DATA FOR THE TASK
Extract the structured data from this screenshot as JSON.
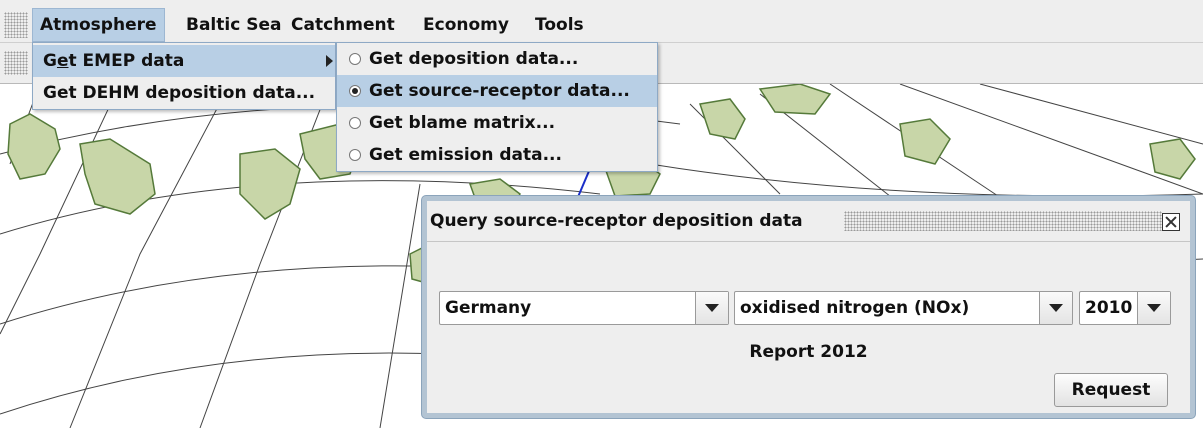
{
  "menubar": {
    "items": [
      {
        "label": "Atmosphere",
        "active": true
      },
      {
        "label": "Baltic Sea"
      },
      {
        "label": "Catchment"
      },
      {
        "label": "Economy"
      },
      {
        "label": "Tools"
      }
    ]
  },
  "atmosphere_menu": {
    "items": [
      {
        "label_pre": "G",
        "label_mnemonic": "e",
        "label_post": "t EMEP data",
        "has_submenu": true,
        "highlighted": true
      },
      {
        "label": "Get DEHM deposition data..."
      }
    ]
  },
  "emep_submenu": {
    "items": [
      {
        "label": "Get deposition data...",
        "selected": false
      },
      {
        "label": "Get source-receptor data...",
        "selected": true,
        "highlighted": true
      },
      {
        "label": "Get blame matrix...",
        "selected": false
      },
      {
        "label": "Get emission data...",
        "selected": false
      }
    ]
  },
  "dialog": {
    "title": "Query source-receptor deposition data",
    "country": {
      "value": "Germany"
    },
    "compound": {
      "value": "oxidised nitrogen (NOx)"
    },
    "year": {
      "value": "2010"
    },
    "report_label": "Report 2012",
    "request_button": "Request"
  },
  "colors": {
    "menu_highlight": "#b8cfe5",
    "land": "#c8d6a8",
    "coast": "#557a3a",
    "grid_lines": "#444444",
    "meridian_accent": "#1a2ec8"
  },
  "icons": [
    "radio-button-icon",
    "submenu-arrow-icon",
    "combo-arrow-icon",
    "close-icon"
  ]
}
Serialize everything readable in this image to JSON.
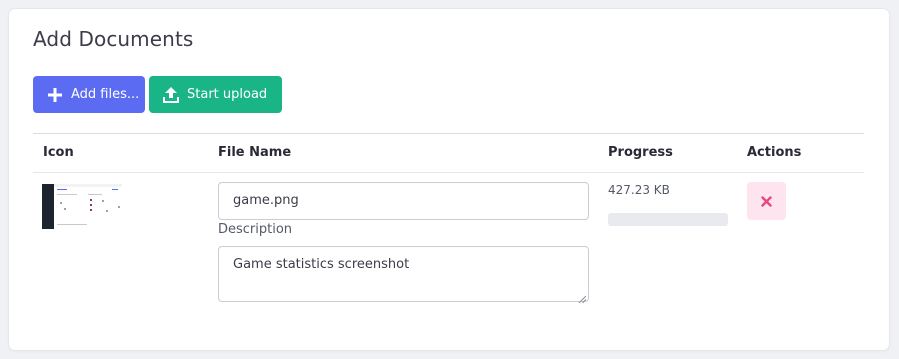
{
  "panel": {
    "title": "Add Documents"
  },
  "toolbar": {
    "add_label": "Add files...",
    "upload_label": "Start upload"
  },
  "table": {
    "headers": [
      "Icon",
      "File Name",
      "Progress",
      "Actions"
    ],
    "rows": [
      {
        "file_name": "game.png",
        "description_label": "Description",
        "description": "Game statistics screenshot",
        "size": "427.23 KB",
        "progress": 0
      }
    ]
  },
  "colors": {
    "primary": "#5b6cf2",
    "success": "#1ab586",
    "danger": "#e8487a",
    "danger_light": "#fde4ee"
  },
  "icons": {
    "add": "plus-icon",
    "upload": "upload-icon",
    "remove": "close-icon"
  }
}
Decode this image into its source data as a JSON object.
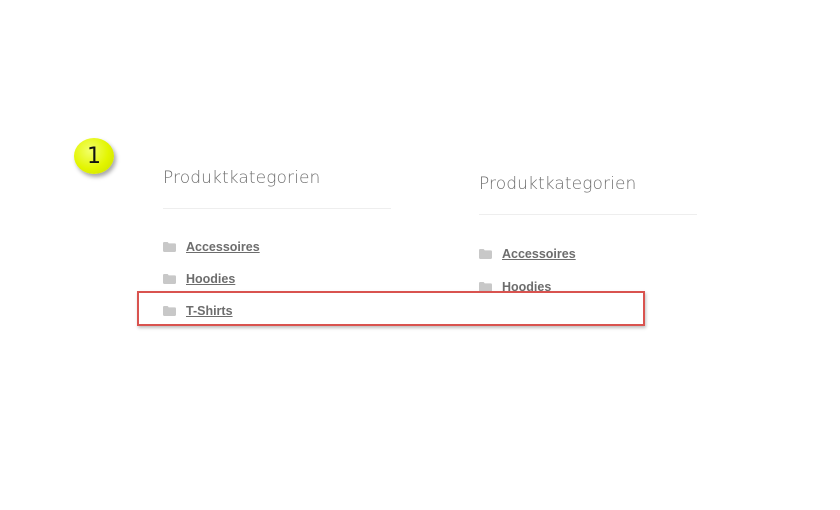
{
  "step_marker": {
    "number": "1"
  },
  "widgets": [
    {
      "title": "Produktkategorien",
      "items": [
        {
          "label": "Accessoires",
          "icon": "folder-icon"
        },
        {
          "label": "Hoodies",
          "icon": "folder-icon"
        },
        {
          "label": "T-Shirts",
          "icon": "folder-icon"
        }
      ]
    },
    {
      "title": "Produktkategorien",
      "items": [
        {
          "label": "Accessoires",
          "icon": "folder-icon"
        },
        {
          "label": "Hoodies",
          "icon": "folder-icon"
        }
      ]
    }
  ],
  "colors": {
    "highlight_border": "#d9534f",
    "marker_fill": "#e3f500",
    "link_text": "#6d6d6d",
    "folder_icon": "#c8c8c8"
  }
}
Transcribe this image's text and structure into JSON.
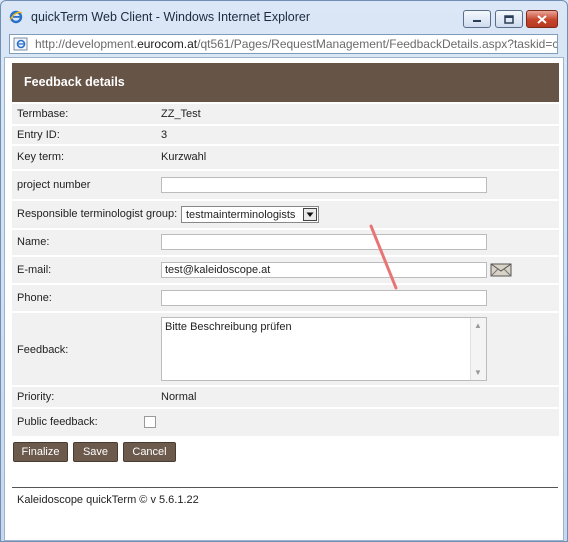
{
  "window": {
    "title": "quickTerm Web Client - Windows Internet Explorer",
    "icons": {
      "app": "ie-icon",
      "minimize": "minimize-icon",
      "maximize": "maximize-icon",
      "close": "close-icon"
    }
  },
  "address": {
    "prefix": "http://development.",
    "domain": "eurocom.at",
    "suffix": "/qt561/Pages/RequestManagement/FeedbackDetails.aspx?taskid=c"
  },
  "form": {
    "heading": "Feedback details",
    "termbase_label": "Termbase:",
    "termbase_value": "ZZ_Test",
    "entry_id_label": "Entry ID:",
    "entry_id_value": "3",
    "key_term_label": "Key term:",
    "key_term_value": "Kurzwahl",
    "project_number_label": "project number",
    "project_number_value": "",
    "group_label": "Responsible terminologist group:",
    "group_value": "testmainterminologists",
    "name_label": "Name:",
    "name_value": "",
    "email_label": "E-mail:",
    "email_value": "test@kaleidoscope.at",
    "phone_label": "Phone:",
    "phone_value": "",
    "feedback_label": "Feedback:",
    "feedback_value": "Bitte Beschreibung prüfen",
    "priority_label": "Priority:",
    "priority_value": "Normal",
    "public_feedback_label": "Public feedback:",
    "public_feedback_checked": false
  },
  "buttons": {
    "finalize": "Finalize",
    "save": "Save",
    "cancel": "Cancel"
  },
  "footer": {
    "text": "Kaleidoscope quickTerm © v 5.6.1.22"
  },
  "colors": {
    "header": "#665447",
    "button": "#6c5a4d",
    "annotation": "#e87474"
  }
}
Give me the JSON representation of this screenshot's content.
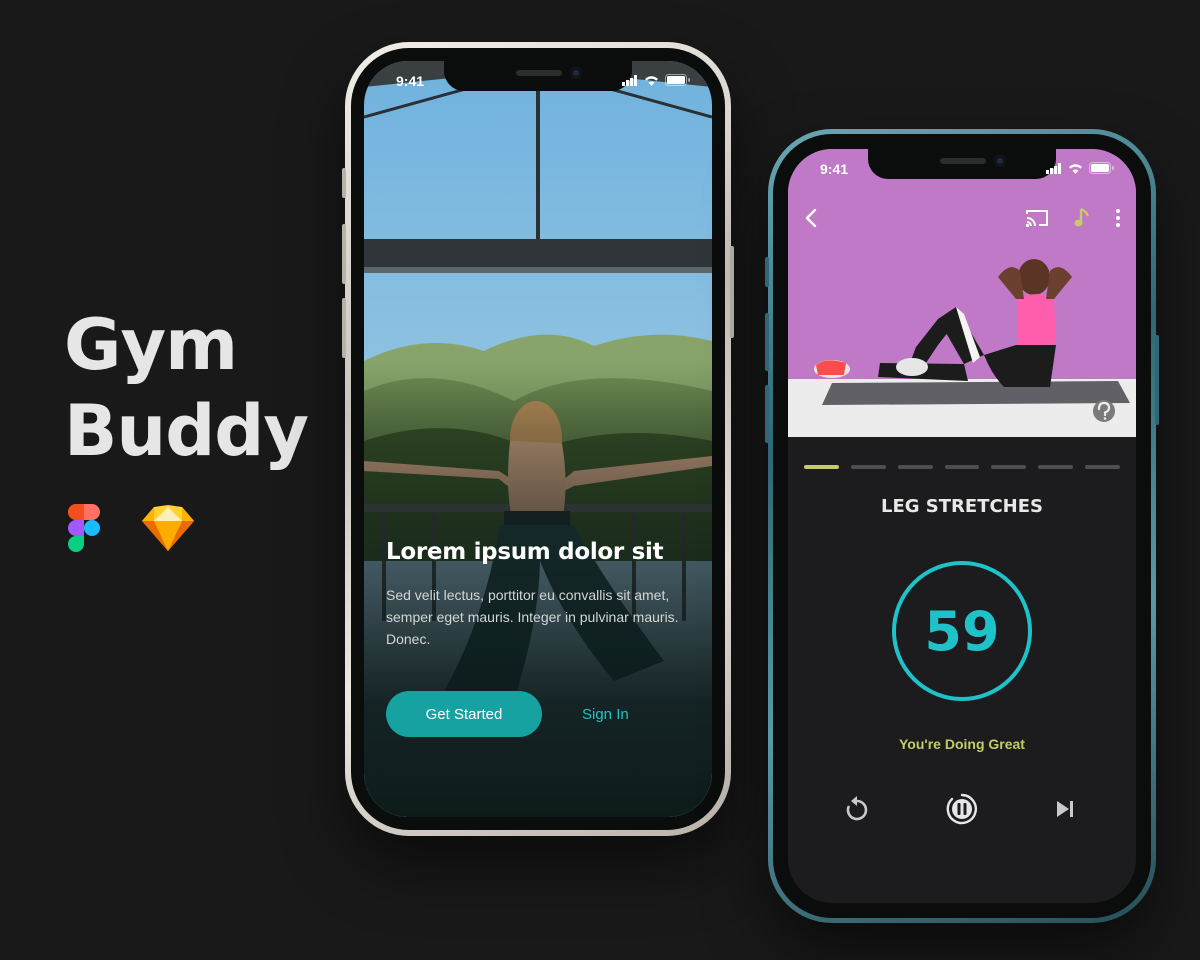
{
  "brand": {
    "title_line1": "Gym",
    "title_line2": "Buddy",
    "tools": [
      "figma-icon",
      "sketch-icon"
    ]
  },
  "onboarding_screen": {
    "status_time": "9:41",
    "heading": "Lorem ipsum dolor sit",
    "description": "Sed velit lectus, porttitor eu convallis sit amet, semper eget mauris. Integer in pulvinar mauris. Donec.",
    "primary_button": "Get Started",
    "secondary_link": "Sign In"
  },
  "workout_screen": {
    "status_time": "9:41",
    "top_icons": [
      "back-icon",
      "cast-icon",
      "music-note-icon",
      "more-vertical-icon",
      "help-icon"
    ],
    "exercise_name": "LEG STRETCHES",
    "timer_seconds": "59",
    "timer_progress": 1.0,
    "progress": {
      "total_steps": 7,
      "current_step": 1
    },
    "encouragement": "You're Doing Great",
    "controls": [
      "restart-icon",
      "pause-icon",
      "skip-next-icon"
    ]
  },
  "colors": {
    "background": "#19191a",
    "accent_teal": "#17a2a2",
    "timer_teal": "#1ec2c8",
    "accent_yellow": "#c7cb66",
    "video_bg": "#c079c6"
  }
}
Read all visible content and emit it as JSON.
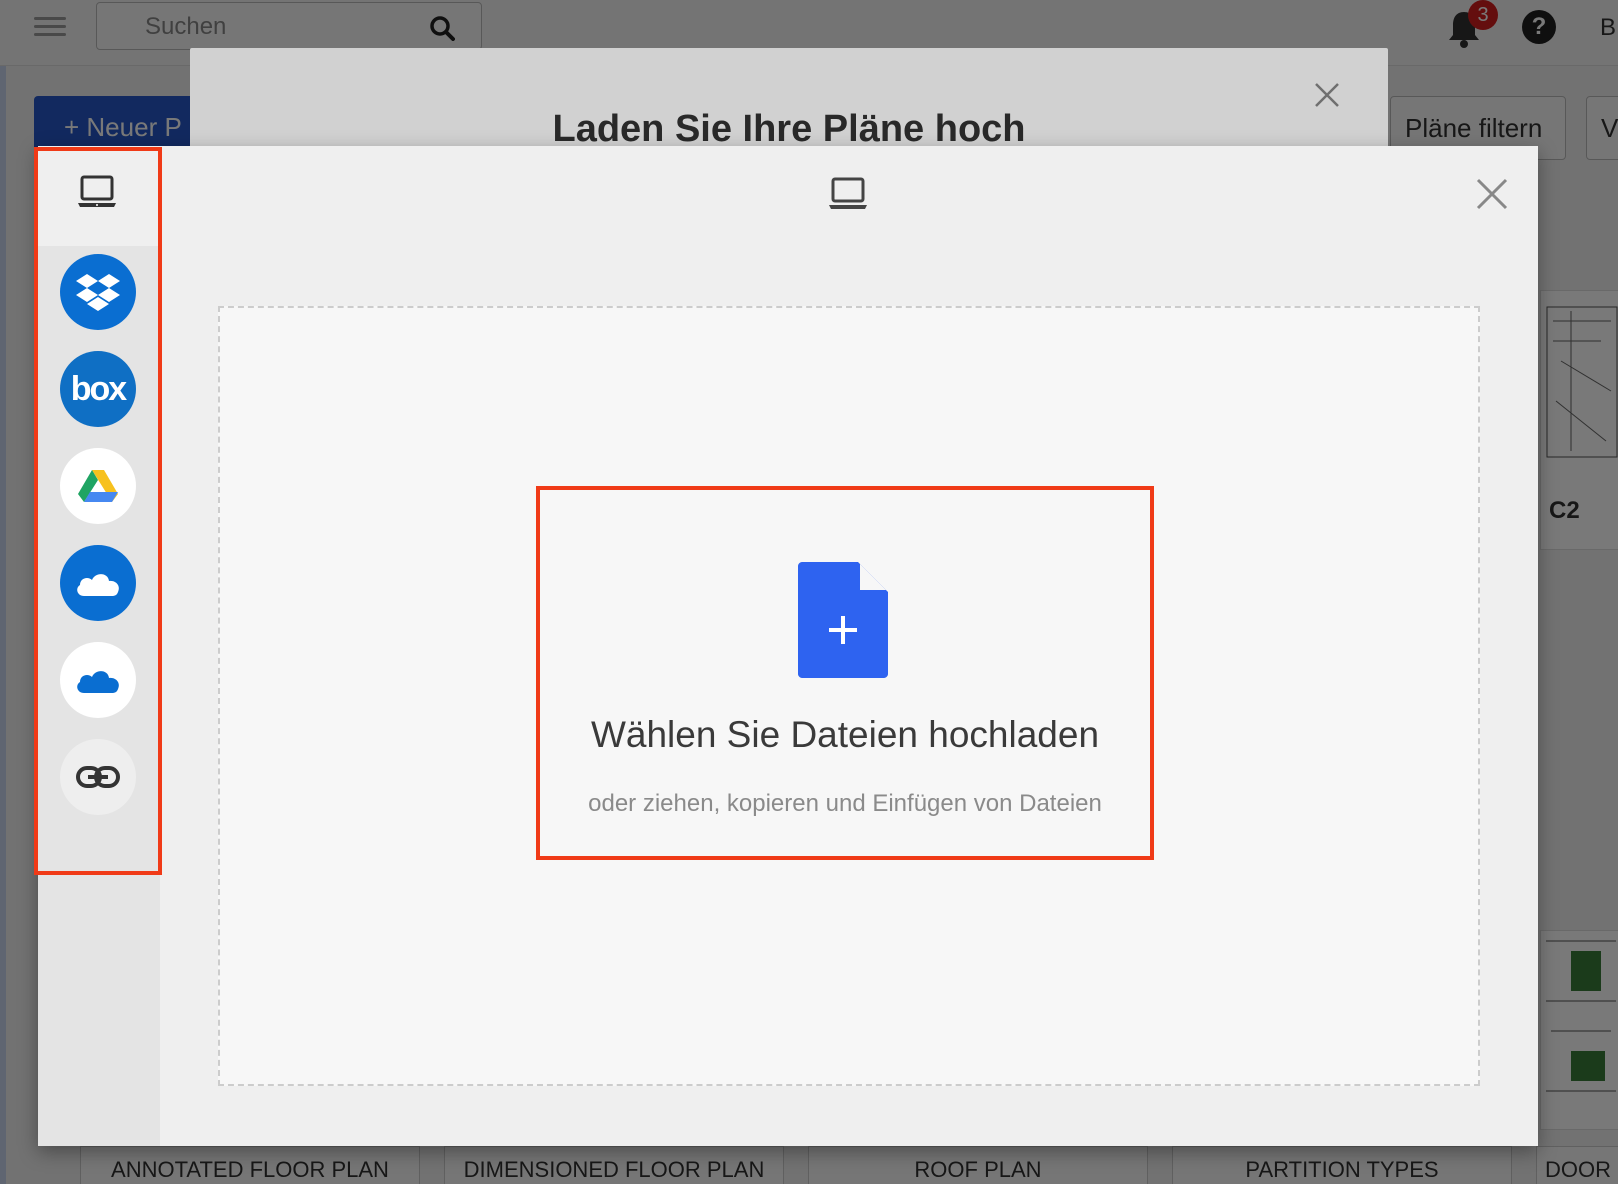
{
  "app": {
    "search_placeholder": "Suchen",
    "notification_count": "3",
    "help_label": "?",
    "user_initial": "B",
    "new_button_label": "+ Neuer P",
    "filter_button_label": "Pläne filtern",
    "view_button_label": "V",
    "partial_card_label": "C2",
    "thumbnail_labels": [
      "ANNOTATED FLOOR PLAN",
      "DIMENSIONED FLOOR PLAN",
      "ROOF PLAN",
      "PARTITION TYPES",
      "DOOR"
    ]
  },
  "upload_modal": {
    "title": "Laden Sie Ihre Pläne hoch"
  },
  "picker": {
    "sources": [
      {
        "name": "Mein Gerät",
        "icon": "laptop-icon",
        "color": "#ffffff"
      },
      {
        "name": "Dropbox",
        "icon": "dropbox-icon",
        "color": "#0a6ed1"
      },
      {
        "name": "Box",
        "icon": "box-icon",
        "color": "#0f6fc4"
      },
      {
        "name": "Google Drive",
        "icon": "google-drive-icon",
        "color": "#ffffff"
      },
      {
        "name": "OneDrive",
        "icon": "onedrive-icon",
        "color": "#0a6ed1"
      },
      {
        "name": "OneDrive for Business",
        "icon": "onedrive-business-icon",
        "color": "#ffffff"
      },
      {
        "name": "Link (URL)",
        "icon": "link-icon",
        "color": "#eeeeee"
      }
    ],
    "box_text": "box",
    "drop_title": "Wählen Sie Dateien hochladen",
    "drop_subtitle": "oder ziehen, kopieren und Einfügen von Dateien",
    "accent_color": "#2e63f0",
    "highlight_color": "#f03a17"
  }
}
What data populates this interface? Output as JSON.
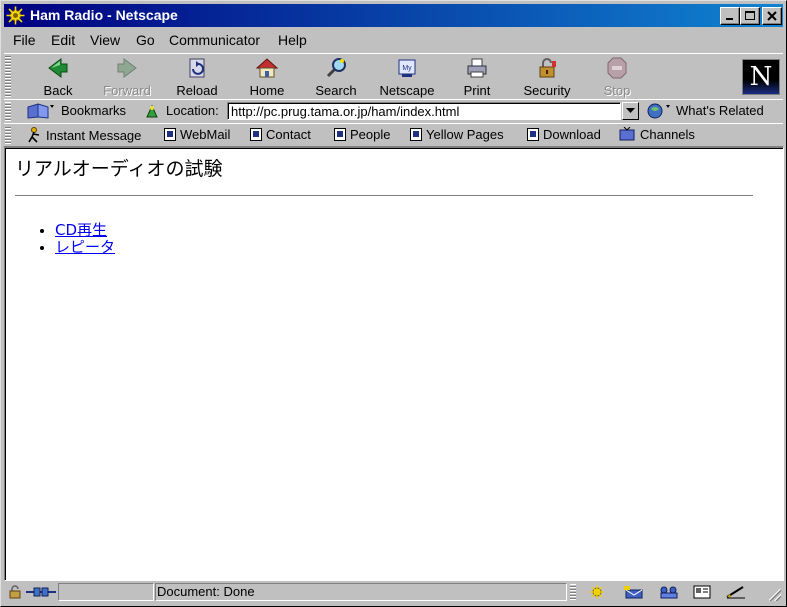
{
  "window": {
    "title": "Ham Radio - Netscape"
  },
  "menu": [
    "File",
    "Edit",
    "View",
    "Go",
    "Communicator",
    "Help"
  ],
  "toolbar": {
    "buttons": [
      {
        "label": "Back",
        "icon": "back-arrow-icon",
        "enabled": true
      },
      {
        "label": "Forward",
        "icon": "forward-arrow-icon",
        "enabled": false
      },
      {
        "label": "Reload",
        "icon": "reload-icon",
        "enabled": true
      },
      {
        "label": "Home",
        "icon": "home-icon",
        "enabled": true
      },
      {
        "label": "Search",
        "icon": "search-icon",
        "enabled": true
      },
      {
        "label": "Netscape",
        "icon": "my-netscape-icon",
        "enabled": true
      },
      {
        "label": "Print",
        "icon": "printer-icon",
        "enabled": true
      },
      {
        "label": "Security",
        "icon": "padlock-icon",
        "enabled": true
      },
      {
        "label": "Stop",
        "icon": "stop-icon",
        "enabled": false
      }
    ],
    "logo": "N"
  },
  "location_bar": {
    "bookmarks_label": "Bookmarks",
    "location_label": "Location:",
    "url": "http://pc.prug.tama.or.jp/ham/index.html",
    "whats_related_label": "What's Related"
  },
  "personal_toolbar": [
    "Instant Message",
    "WebMail",
    "Contact",
    "People",
    "Yellow Pages",
    "Download",
    "Channels"
  ],
  "page": {
    "heading": "リアルオーディオの試験",
    "links": [
      "CD再生",
      "レピータ"
    ]
  },
  "status": {
    "text": "Document: Done"
  },
  "colors": {
    "titlebar": "#000080",
    "link": "#0000ee",
    "chrome": "#c0c0c0"
  }
}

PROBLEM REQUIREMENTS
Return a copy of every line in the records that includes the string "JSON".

SOLUTION TO THE EXERCISE
Extract the structured data from this screenshot as JSON.
Serialize everything readable in this image to JSON.
Decode this image into its source data as a JSON object.
Transcribe this image's text and structure into JSON.
Give me the JSON representation of this screenshot's content.
Read all visible content and emit it as JSON.
What data populates this interface? Output as JSON.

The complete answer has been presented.